Your goal: Give the number of lines below that contain the string "JSON", and no other text.

----

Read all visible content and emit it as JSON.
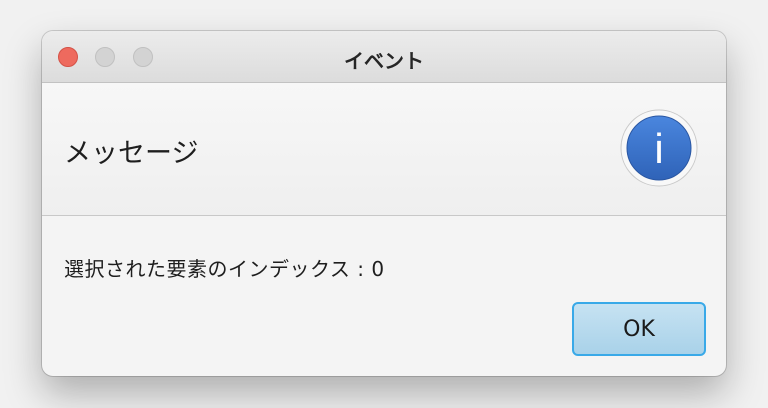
{
  "window": {
    "title": "イベント",
    "controls": [
      "close",
      "minimize",
      "maximize"
    ]
  },
  "header": {
    "text": "メッセージ",
    "icon": "info-icon",
    "icon_glyph": "i"
  },
  "content": {
    "message": "選択された要素のインデックス : 0"
  },
  "buttons": {
    "ok_label": "OK"
  },
  "colors": {
    "close": "#ee6a5e",
    "inactive_control": "#d3d3d3",
    "info_icon": "#3d73c9",
    "button_border": "#39a9e8",
    "button_fill": "#b8dbef"
  }
}
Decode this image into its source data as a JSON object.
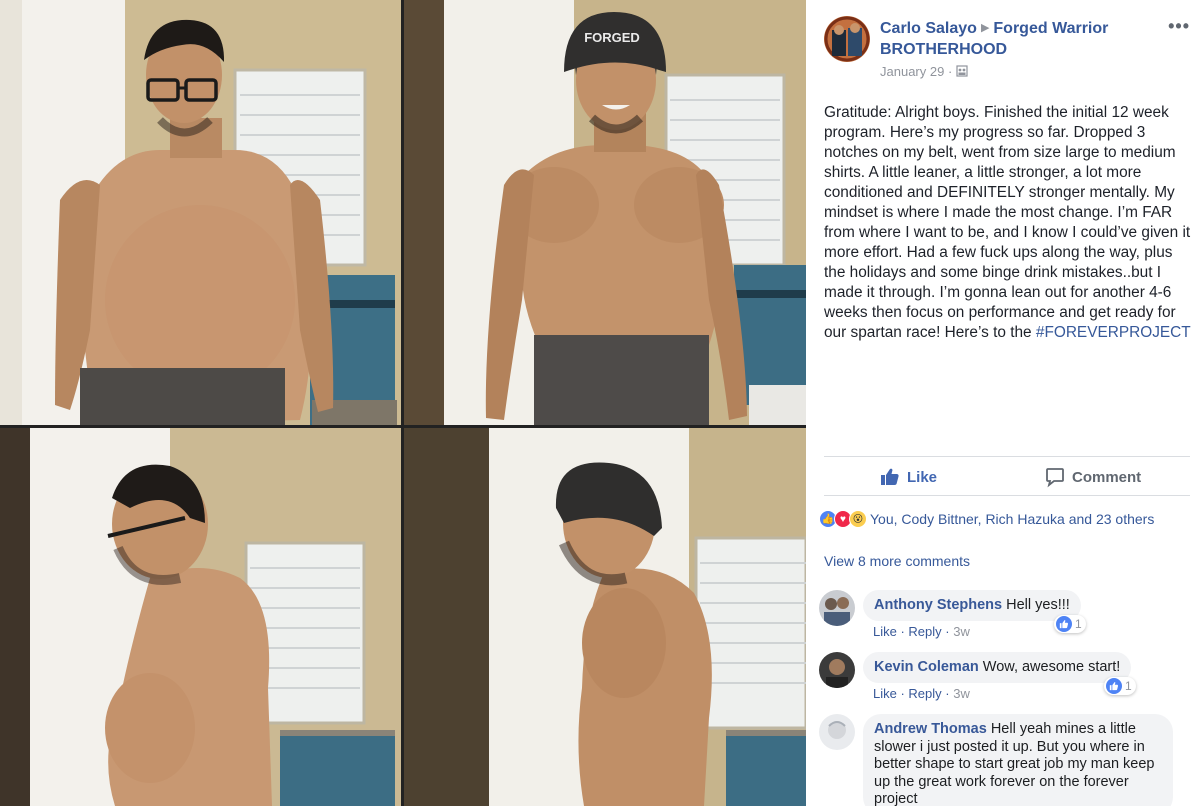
{
  "post": {
    "author": "Carlo Salayo",
    "group": "Forged Warrior BROTHERHOOD",
    "date": "January 29",
    "date_separator": "·",
    "more_label": "•••",
    "text_main": "Gratitude: Alright boys. Finished the initial 12 week program. Here’s my progress so far. Dropped 3 notches on my belt, went from size large to medium shirts. A little leaner, a little stronger, a lot more conditioned and DEFINITELY stronger mentally. My mindset is where I made the most change. I’m FAR from where I want to be, and I know I could’ve given it more effort. Had a few fuck ups along the way, plus the holidays and some binge drink mistakes..but I made it through. I’m gonna lean out for another 4-6 weeks then focus on performance and get ready for our spartan race! Here’s to the ",
    "hashtag": "#FOREVERPROJECT",
    "beanie_text": "FORGED"
  },
  "actions": {
    "like": "Like",
    "comment": "Comment"
  },
  "reactions": {
    "summary": "You, Cody Bittner, Rich Hazuka and 23 others"
  },
  "comments": {
    "view_more": "View 8 more comments",
    "items": [
      {
        "name": "Anthony Stephens",
        "text": "Hell yes!!!",
        "like": "Like",
        "reply": "Reply",
        "time": "3w",
        "likes": "1"
      },
      {
        "name": "Kevin Coleman",
        "text": "Wow, awesome start!",
        "like": "Like",
        "reply": "Reply",
        "time": "3w",
        "likes": "1"
      },
      {
        "name": "Andrew Thomas",
        "text": "Hell yeah mines a little slower i just posted it up. But you where in better shape to start great job my man keep up the great work forever on the forever project"
      }
    ]
  },
  "colors": {
    "link": "#365899",
    "like_blue": "#4267b2",
    "muted": "#90949c",
    "bubble": "#f2f3f5"
  }
}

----

Final answer: 2